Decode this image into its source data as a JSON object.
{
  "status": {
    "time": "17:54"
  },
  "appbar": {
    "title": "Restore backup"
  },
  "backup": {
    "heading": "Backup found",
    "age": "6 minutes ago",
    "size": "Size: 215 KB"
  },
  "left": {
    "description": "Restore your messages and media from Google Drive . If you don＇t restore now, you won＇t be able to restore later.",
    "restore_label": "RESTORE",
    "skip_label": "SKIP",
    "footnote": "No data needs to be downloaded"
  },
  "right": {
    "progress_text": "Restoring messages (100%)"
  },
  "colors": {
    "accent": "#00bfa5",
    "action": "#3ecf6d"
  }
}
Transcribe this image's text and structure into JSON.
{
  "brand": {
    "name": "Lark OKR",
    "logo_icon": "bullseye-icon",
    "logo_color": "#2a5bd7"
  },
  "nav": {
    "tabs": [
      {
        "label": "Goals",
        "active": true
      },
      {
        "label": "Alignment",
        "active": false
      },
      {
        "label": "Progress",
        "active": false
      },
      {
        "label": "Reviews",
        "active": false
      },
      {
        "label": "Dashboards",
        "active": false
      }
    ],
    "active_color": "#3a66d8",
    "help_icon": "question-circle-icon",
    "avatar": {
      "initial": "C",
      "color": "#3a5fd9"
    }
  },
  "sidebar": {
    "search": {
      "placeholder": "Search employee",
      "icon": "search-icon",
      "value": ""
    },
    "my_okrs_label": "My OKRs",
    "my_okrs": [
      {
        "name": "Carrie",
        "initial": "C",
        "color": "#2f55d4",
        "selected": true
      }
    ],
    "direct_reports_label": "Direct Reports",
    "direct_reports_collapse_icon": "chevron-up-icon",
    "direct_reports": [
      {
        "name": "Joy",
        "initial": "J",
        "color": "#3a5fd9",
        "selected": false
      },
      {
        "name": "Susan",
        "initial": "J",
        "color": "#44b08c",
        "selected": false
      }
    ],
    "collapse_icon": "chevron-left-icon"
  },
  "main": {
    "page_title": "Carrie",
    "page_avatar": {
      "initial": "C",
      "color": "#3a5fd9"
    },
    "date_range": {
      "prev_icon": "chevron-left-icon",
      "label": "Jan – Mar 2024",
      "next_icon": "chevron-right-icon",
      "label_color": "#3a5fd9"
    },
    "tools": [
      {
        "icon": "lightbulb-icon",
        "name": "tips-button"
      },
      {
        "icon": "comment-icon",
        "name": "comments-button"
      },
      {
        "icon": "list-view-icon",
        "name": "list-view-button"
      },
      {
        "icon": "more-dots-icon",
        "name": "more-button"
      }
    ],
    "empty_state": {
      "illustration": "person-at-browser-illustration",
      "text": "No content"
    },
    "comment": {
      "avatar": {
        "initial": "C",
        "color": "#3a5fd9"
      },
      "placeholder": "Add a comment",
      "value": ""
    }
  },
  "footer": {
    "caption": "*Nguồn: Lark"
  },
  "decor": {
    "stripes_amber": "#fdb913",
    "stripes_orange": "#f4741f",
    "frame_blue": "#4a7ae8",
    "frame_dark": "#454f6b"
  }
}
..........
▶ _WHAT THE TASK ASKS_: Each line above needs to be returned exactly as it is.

▶ _RESPONSE AREA_:
Decode this image into its source data as a JSON object.
{
  "status": {
    "time": "17:54"
  },
  "appbar": {
    "title": "Restore backup"
  },
  "backup": {
    "heading": "Backup found",
    "age": "6 minutes ago",
    "size": "Size: 215 KB"
  },
  "left": {
    "description": "Restore your messages and media from Google Drive . If you don＇t restore now, you won＇t be able to restore later.",
    "restore_label": "RESTORE",
    "skip_label": "SKIP",
    "footnote": "No data needs to be downloaded"
  },
  "right": {
    "progress_text": "Restoring messages (100%)"
  },
  "colors": {
    "accent": "#00bfa5",
    "action": "#3ecf6d"
  }
}
Transcribe this image's text and structure into JSON.
{
  "brand": {
    "name": "Lark OKR",
    "logo_icon": "bullseye-icon",
    "logo_color": "#2a5bd7"
  },
  "nav": {
    "tabs": [
      {
        "label": "Goals",
        "active": true
      },
      {
        "label": "Alignment",
        "active": false
      },
      {
        "label": "Progress",
        "active": false
      },
      {
        "label": "Reviews",
        "active": false
      },
      {
        "label": "Dashboards",
        "active": false
      }
    ],
    "active_color": "#3a66d8",
    "help_icon": "question-circle-icon",
    "avatar": {
      "initial": "C",
      "color": "#3a5fd9"
    }
  },
  "sidebar": {
    "search": {
      "placeholder": "Search employee",
      "icon": "search-icon",
      "value": ""
    },
    "my_okrs_label": "My OKRs",
    "my_okrs": [
      {
        "name": "Carrie",
        "initial": "C",
        "color": "#2f55d4",
        "selected": true
      }
    ],
    "direct_reports_label": "Direct Reports",
    "direct_reports_collapse_icon": "chevron-up-icon",
    "direct_reports": [
      {
        "name": "Joy",
        "initial": "J",
        "color": "#3a5fd9",
        "selected": false
      },
      {
        "name": "Susan",
        "initial": "J",
        "color": "#44b08c",
        "selected": false
      }
    ],
    "collapse_icon": "chevron-left-icon"
  },
  "main": {
    "page_title": "Carrie",
    "page_avatar": {
      "initial": "C",
      "color": "#3a5fd9"
    },
    "date_range": {
      "prev_icon": "chevron-left-icon",
      "label": "Jan – Mar 2024",
      "next_icon": "chevron-right-icon",
      "label_color": "#3a5fd9"
    },
    "tools": [
      {
        "icon": "lightbulb-icon",
        "name": "tips-button"
      },
      {
        "icon": "comment-icon",
        "name": "comments-button"
      },
      {
        "icon": "list-view-icon",
        "name": "list-view-button"
      },
      {
        "icon": "more-dots-icon",
        "name": "more-button"
      }
    ],
    "empty_state": {
      "illustration": "person-at-browser-illustration",
      "text": "No content"
    },
    "comment": {
      "avatar": {
        "initial": "C",
        "color": "#3a5fd9"
      },
      "placeholder": "Add a comment",
      "value": ""
    }
  },
  "footer": {
    "caption": "*Nguồn: Lark"
  },
  "decor": {
    "stripes_amber": "#fdb913",
    "stripes_orange": "#f4741f",
    "frame_blue": "#4a7ae8",
    "frame_dark": "#454f6b"
  }
}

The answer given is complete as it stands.